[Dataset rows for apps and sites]
☆ ☆ ☆ ☆ ☆

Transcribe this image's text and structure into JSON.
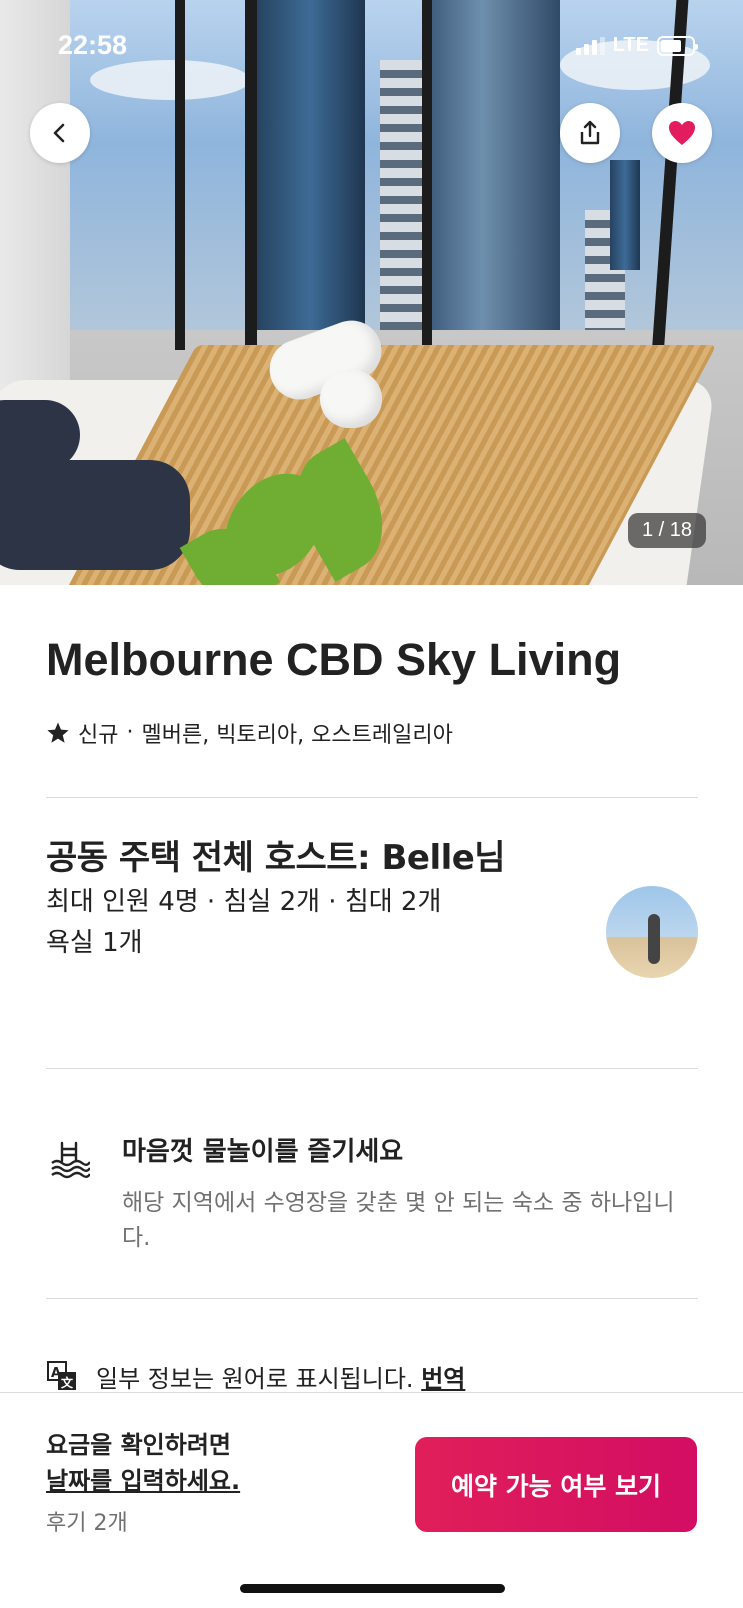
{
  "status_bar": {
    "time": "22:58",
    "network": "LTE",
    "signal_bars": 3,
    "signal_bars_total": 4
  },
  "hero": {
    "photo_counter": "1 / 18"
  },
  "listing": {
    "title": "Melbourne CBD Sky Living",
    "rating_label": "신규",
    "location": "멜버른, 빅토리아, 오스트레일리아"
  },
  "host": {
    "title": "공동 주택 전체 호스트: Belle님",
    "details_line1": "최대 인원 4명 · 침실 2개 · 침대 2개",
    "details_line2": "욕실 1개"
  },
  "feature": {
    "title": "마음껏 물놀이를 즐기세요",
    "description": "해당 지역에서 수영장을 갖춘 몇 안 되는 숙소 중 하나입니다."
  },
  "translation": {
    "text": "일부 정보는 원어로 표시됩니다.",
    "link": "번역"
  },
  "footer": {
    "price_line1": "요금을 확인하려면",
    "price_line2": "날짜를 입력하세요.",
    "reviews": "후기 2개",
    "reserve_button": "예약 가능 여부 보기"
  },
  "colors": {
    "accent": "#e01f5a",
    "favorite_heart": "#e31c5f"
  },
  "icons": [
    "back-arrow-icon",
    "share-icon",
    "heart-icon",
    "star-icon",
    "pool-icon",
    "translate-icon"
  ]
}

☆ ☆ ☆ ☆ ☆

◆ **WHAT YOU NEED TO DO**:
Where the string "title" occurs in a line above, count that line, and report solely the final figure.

◆ **RESULT BELOW**:
3